Several Filipinos were infected with the omicron variant in early 2022, which may explain why the number of fresh COVID-19 cases has not yet spiked despite Halalan 2022 campaign activities in full swing, Presidential Adviser for Entrepreneurship Joey Concepcion told state television PTV.
"Ang posibleng surge, baka nasa second half [ng 2022] kung hindi tataas yung booster natin," he said.
(The next possible surge might happen in the second half of 2022 if the number of booster shots administered would not improve.)
"In time, kung hindi sila magbu-booster, magwe-wane ulit 'yan (immunity) at we will be at risk," he added.
(In time, if they would not avail of boosters, their immunity would wane and we will be at risk.)
As of March 24, the Philippines has administered around 11.74 million booster doses. The country has fully vaccinated some 65.52 people.
"'Yung primary doses, walang problemal Tumataas [ang number] Pero malayo pa rin ang booster shots at alam naman natin na nagwe-wane ang primary doses," Concepcion said.
(We have no problem with our primary doses because these numbers are increasing. But our booster numbers are far behind, and we know that protection from primary doses tend to wane.)
"Dapat kunin na ang booster dahil ang iba diyan, mage-expire na sa June," he said.
(They have to avail of booster doses because some of those jabs will expire by June.)
Concepcion said he is not in favor of lifting COVID-19 alert levels, even though businesses are expected to thrive more when health protocols are further eased.
"Kailangan at least 70-80 percent [of the population fully vaccinated] bago natin tanggalin yung emergency health status," he said.
(We need to have at least 70-80 percent of the population fully vaccinated before we remove the emergency health status.)
Even under the lowest alert level in the Philippines, face masks must still be worn in public spaces, while establishments only allow fully vaccinated individuals to shop and dine indoors.

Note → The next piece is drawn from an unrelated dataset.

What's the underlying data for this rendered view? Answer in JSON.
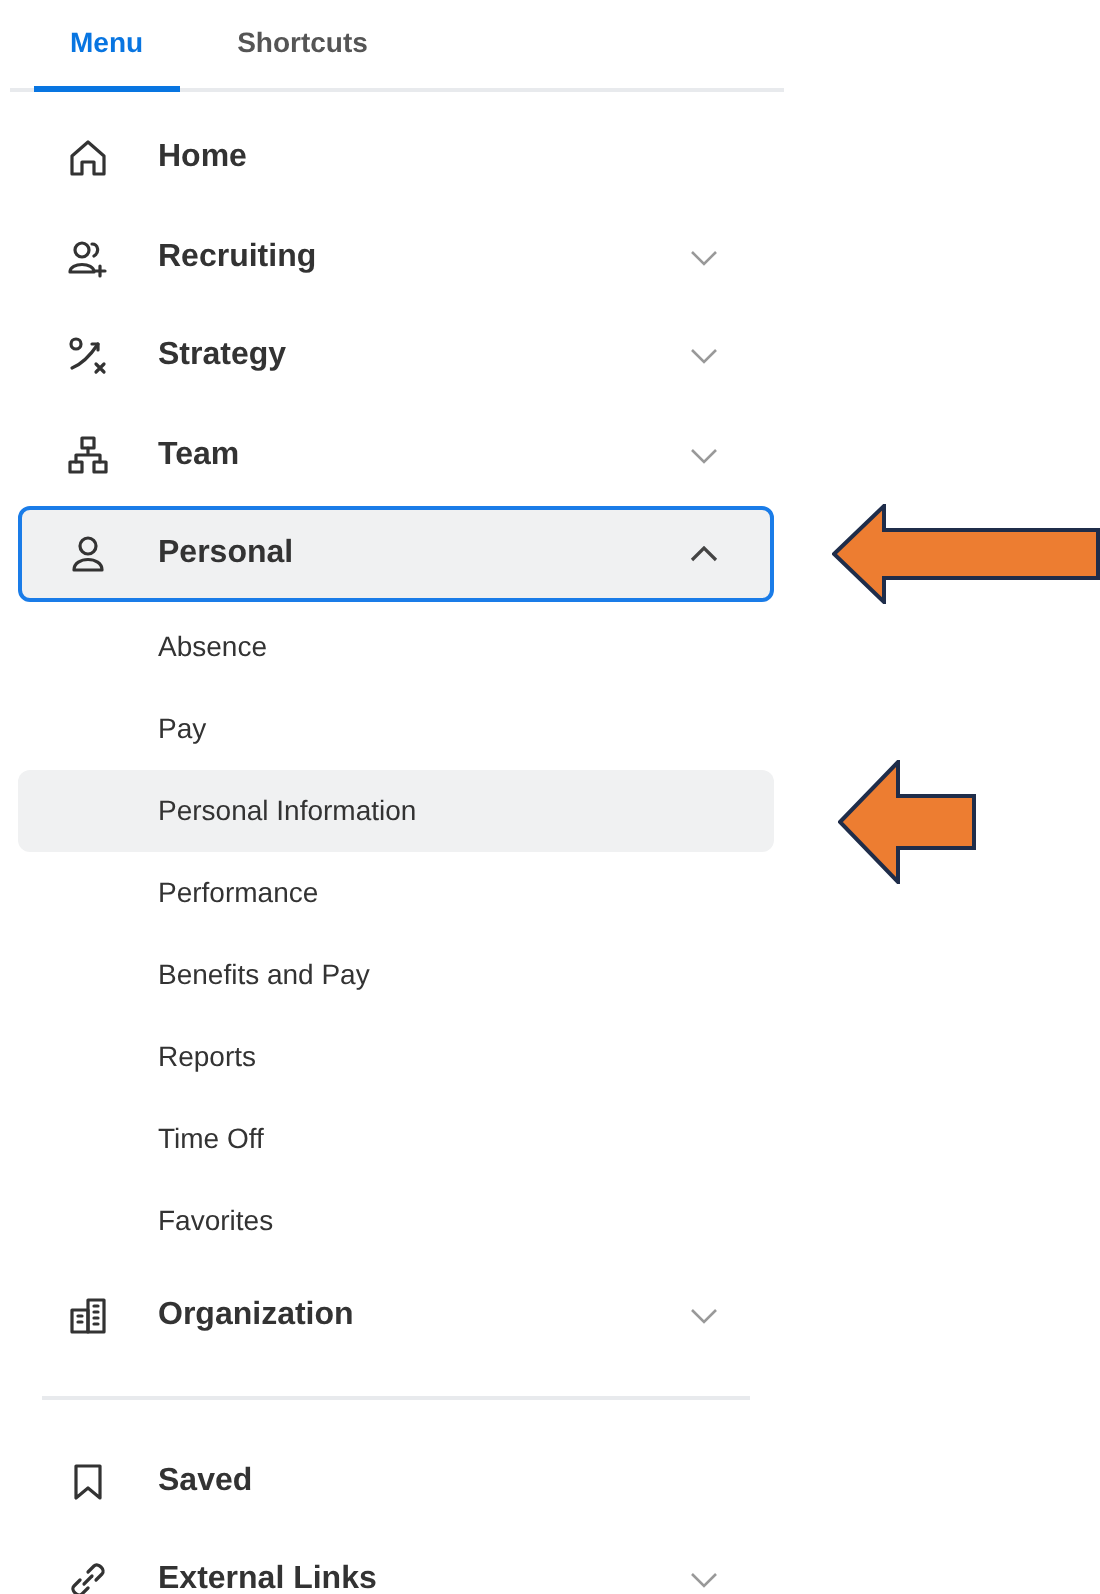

Despite the low COVID-19 numbers at this point, the Philippines cannot afford to be complacent as carelessness may lead to another lockdown, Concepcion said.
Businesses in the country are starting to get back on their feet and banks are beginning to gain more confidence in lending again to micro-entrepreneurs, he said.
"Hindi tayo puwede mag-lockdown ulit kasi mawawala 'yung momentum," he said.
(We cannot have another lockdown because we will lose our momentum.)
The Department of Health (DOH) earlier asked the Food and Drug Administration (FDA) to amend the emergency use authorization of some vaccine brands so they can be administered as a fourth dose to selected groups by the end of April.
"High risk" and "vulnerable" groups – such as health care workers, senior citizens and immunocompromised people are expected to be prioritized in the administration of a 4th dose, said Health Undersecretary Myrna Cabotaje.
The agency is also studying if the COVID-19 vaccine needs to be given annually, she said.